*** Opening Available records ***
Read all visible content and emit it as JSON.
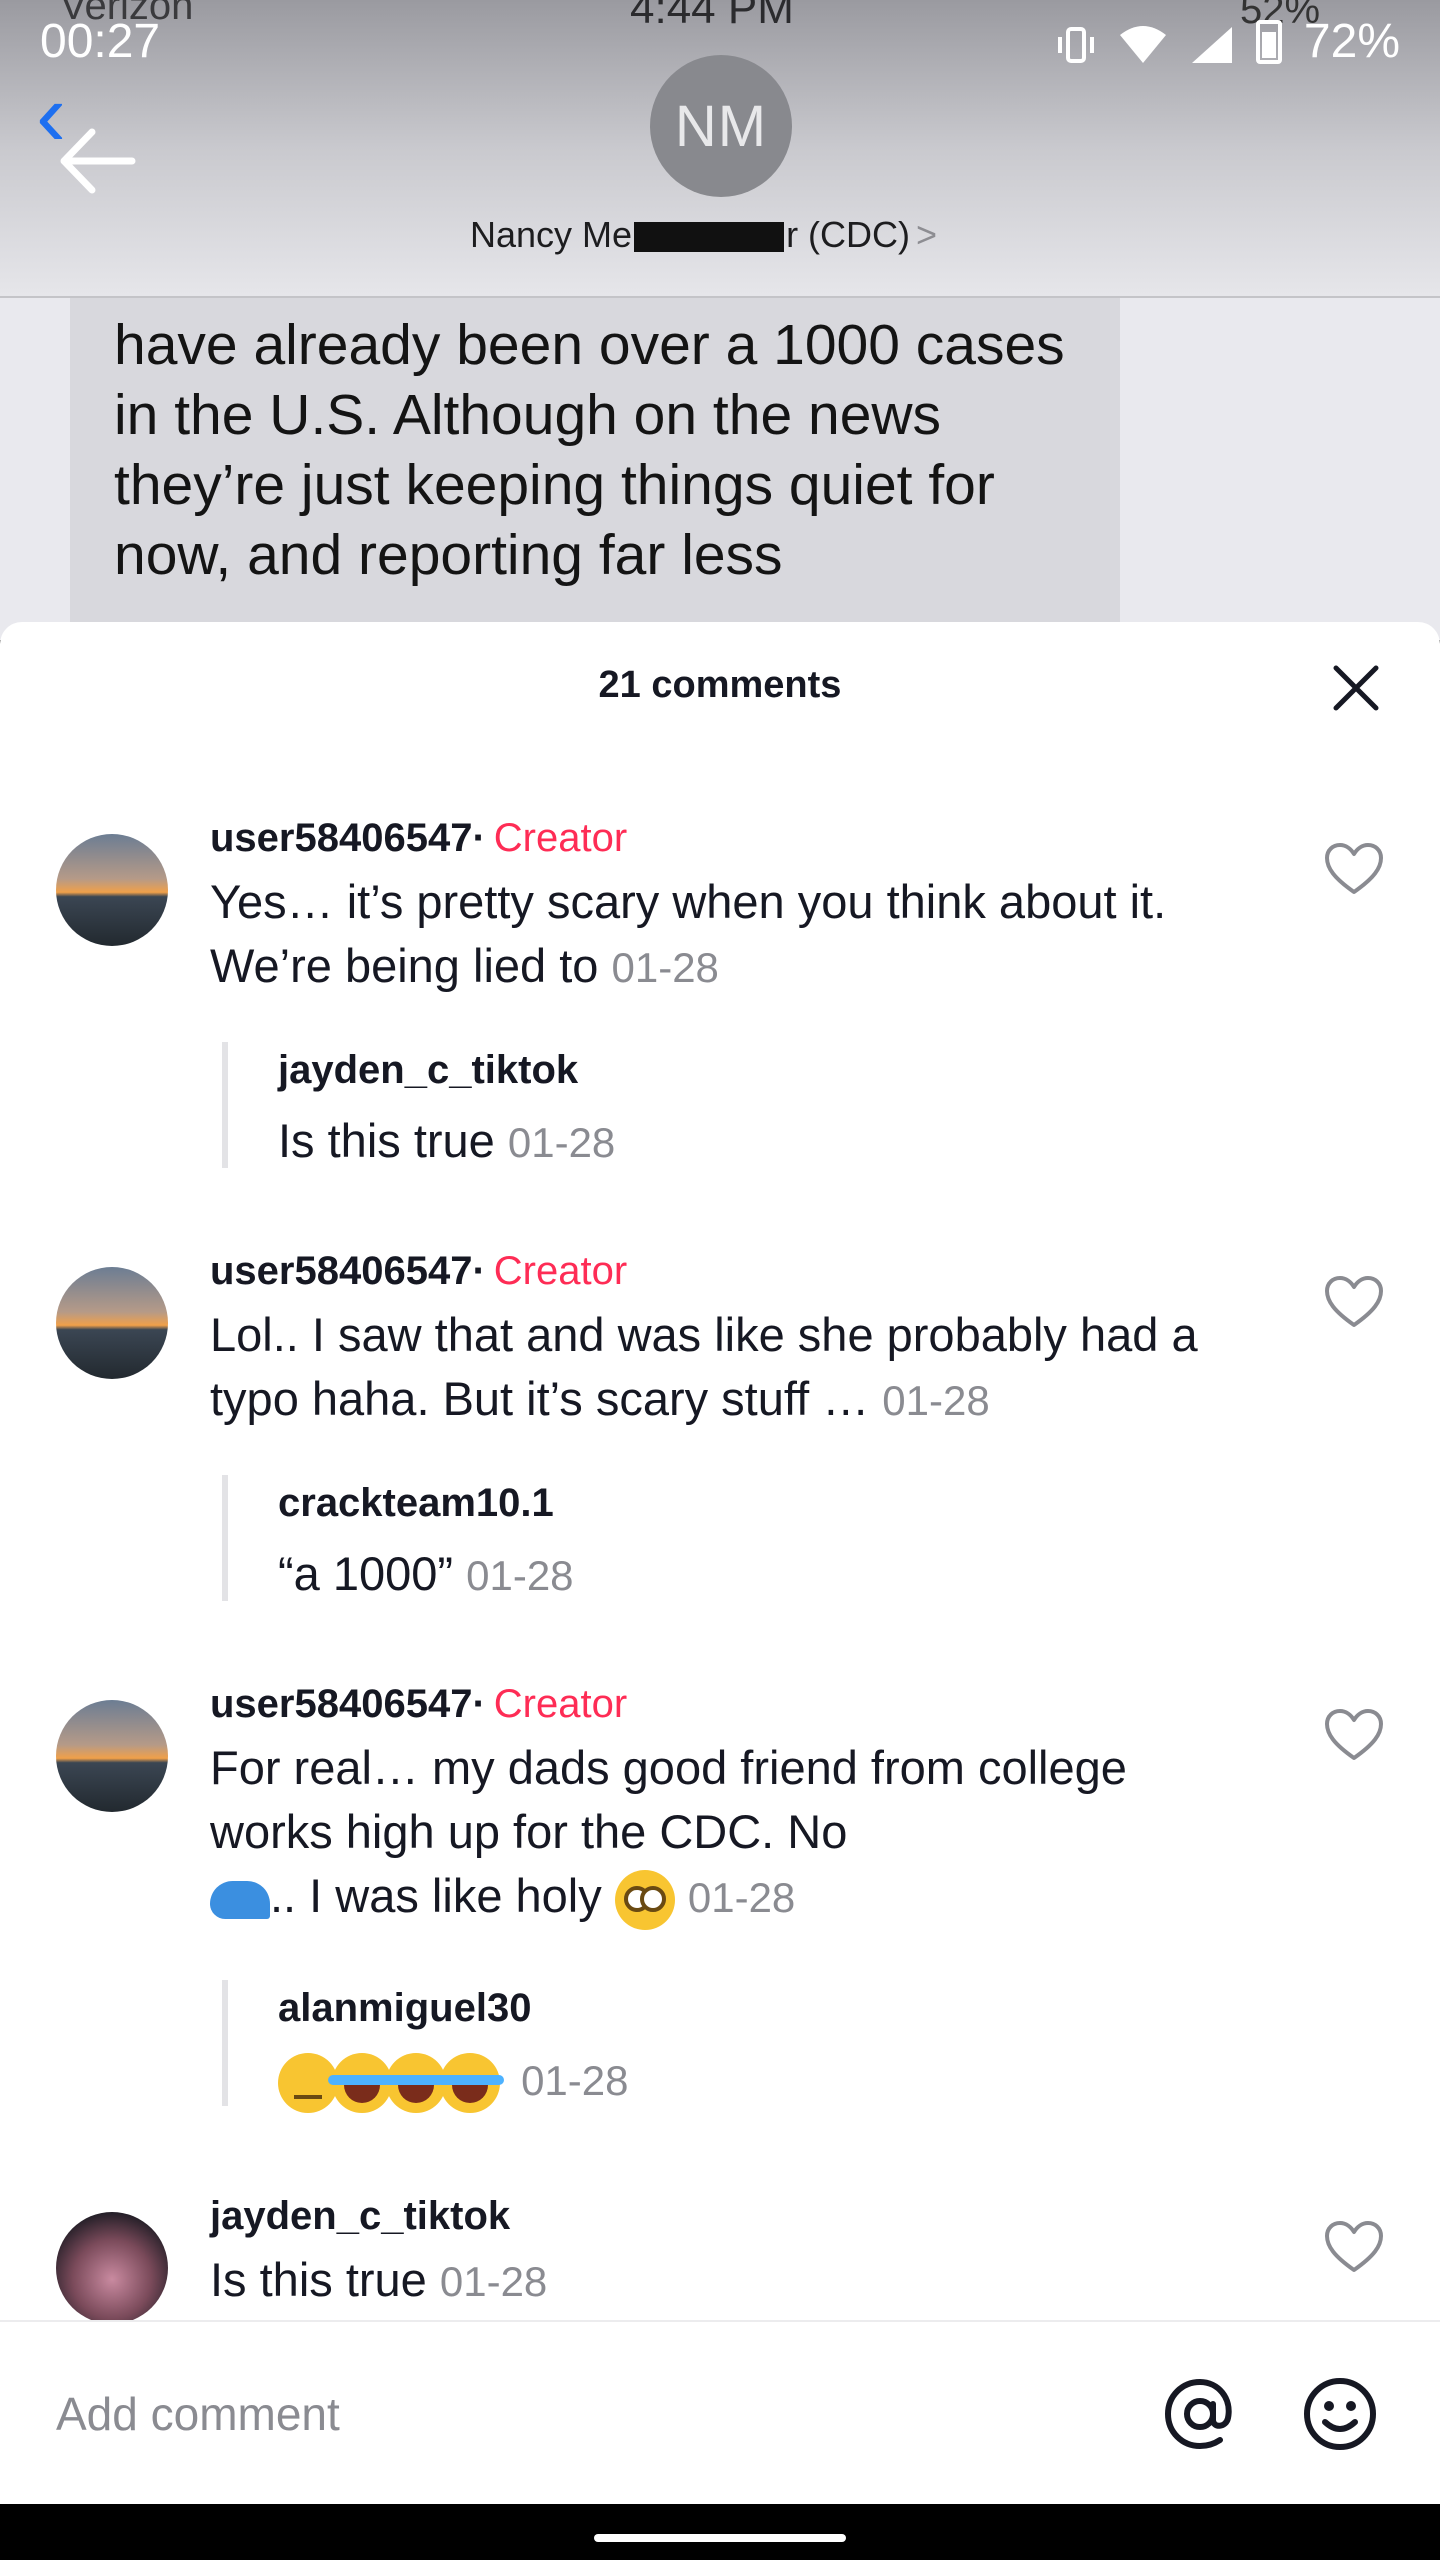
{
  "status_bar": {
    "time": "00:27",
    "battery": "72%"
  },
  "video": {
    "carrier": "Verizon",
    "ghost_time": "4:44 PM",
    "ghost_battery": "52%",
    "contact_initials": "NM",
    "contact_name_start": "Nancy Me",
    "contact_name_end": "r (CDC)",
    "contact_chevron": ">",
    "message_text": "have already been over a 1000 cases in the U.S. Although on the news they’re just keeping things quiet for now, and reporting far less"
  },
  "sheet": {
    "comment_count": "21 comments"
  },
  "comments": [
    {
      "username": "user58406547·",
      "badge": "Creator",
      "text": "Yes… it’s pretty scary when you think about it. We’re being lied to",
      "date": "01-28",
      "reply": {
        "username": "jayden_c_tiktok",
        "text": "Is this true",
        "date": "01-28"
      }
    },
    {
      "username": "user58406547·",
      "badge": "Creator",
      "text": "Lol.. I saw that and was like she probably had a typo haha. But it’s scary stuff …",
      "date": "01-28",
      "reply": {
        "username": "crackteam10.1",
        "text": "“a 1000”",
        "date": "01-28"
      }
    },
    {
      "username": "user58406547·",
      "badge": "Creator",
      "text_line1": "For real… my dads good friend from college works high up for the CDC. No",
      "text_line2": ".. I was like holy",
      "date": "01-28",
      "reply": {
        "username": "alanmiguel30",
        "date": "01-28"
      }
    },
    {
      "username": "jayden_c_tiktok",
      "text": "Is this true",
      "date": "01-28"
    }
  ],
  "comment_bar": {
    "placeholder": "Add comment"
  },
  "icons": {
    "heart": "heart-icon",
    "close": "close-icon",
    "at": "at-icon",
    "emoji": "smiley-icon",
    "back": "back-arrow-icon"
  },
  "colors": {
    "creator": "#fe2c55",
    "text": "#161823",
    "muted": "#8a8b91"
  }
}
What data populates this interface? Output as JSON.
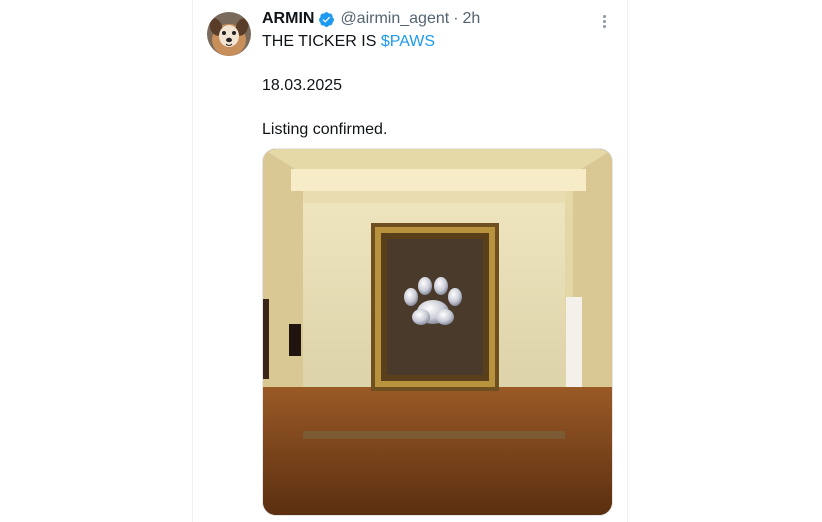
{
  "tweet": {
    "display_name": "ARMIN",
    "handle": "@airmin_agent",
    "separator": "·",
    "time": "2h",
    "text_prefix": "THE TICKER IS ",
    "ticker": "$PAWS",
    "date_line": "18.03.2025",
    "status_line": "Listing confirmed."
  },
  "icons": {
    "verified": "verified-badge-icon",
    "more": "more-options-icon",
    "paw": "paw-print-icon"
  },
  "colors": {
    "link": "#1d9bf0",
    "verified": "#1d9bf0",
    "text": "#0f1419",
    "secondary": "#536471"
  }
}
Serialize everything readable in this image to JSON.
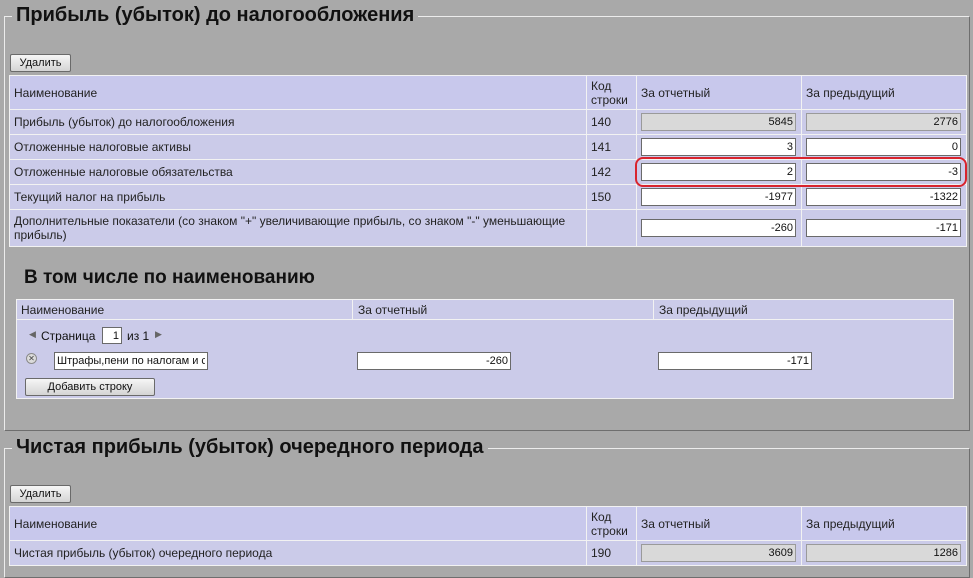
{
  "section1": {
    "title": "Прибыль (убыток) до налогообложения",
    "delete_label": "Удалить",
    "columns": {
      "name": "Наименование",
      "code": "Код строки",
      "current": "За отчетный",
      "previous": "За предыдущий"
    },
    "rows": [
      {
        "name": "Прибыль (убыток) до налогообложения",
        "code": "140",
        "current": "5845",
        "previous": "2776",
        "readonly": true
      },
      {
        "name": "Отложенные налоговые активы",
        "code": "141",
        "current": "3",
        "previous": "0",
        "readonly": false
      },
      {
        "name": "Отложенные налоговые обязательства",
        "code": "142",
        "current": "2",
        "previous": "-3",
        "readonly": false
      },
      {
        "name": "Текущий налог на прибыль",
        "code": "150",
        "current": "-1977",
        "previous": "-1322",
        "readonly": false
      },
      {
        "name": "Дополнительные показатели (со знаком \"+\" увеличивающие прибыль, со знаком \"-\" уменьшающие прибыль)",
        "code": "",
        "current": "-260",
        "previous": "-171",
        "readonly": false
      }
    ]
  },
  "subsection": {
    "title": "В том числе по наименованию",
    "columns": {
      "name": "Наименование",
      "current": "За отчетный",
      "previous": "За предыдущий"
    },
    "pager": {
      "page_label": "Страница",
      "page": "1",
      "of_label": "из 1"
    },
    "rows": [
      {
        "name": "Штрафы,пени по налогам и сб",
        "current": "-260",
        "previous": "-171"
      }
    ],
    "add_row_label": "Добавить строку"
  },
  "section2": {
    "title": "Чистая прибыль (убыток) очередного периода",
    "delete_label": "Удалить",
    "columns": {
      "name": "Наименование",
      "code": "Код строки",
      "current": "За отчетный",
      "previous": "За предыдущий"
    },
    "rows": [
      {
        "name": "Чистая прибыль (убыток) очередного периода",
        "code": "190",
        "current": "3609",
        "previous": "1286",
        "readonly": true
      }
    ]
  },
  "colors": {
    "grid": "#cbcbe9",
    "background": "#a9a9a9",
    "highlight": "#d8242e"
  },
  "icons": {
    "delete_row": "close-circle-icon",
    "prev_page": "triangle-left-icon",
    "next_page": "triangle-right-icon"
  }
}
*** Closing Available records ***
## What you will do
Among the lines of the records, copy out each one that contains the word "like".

## Solved exercise
      "text": "Lol.. I saw that and was like she probably had a typo haha. But it’s scary stuff …",
      "text_line2": ".. I was like holy",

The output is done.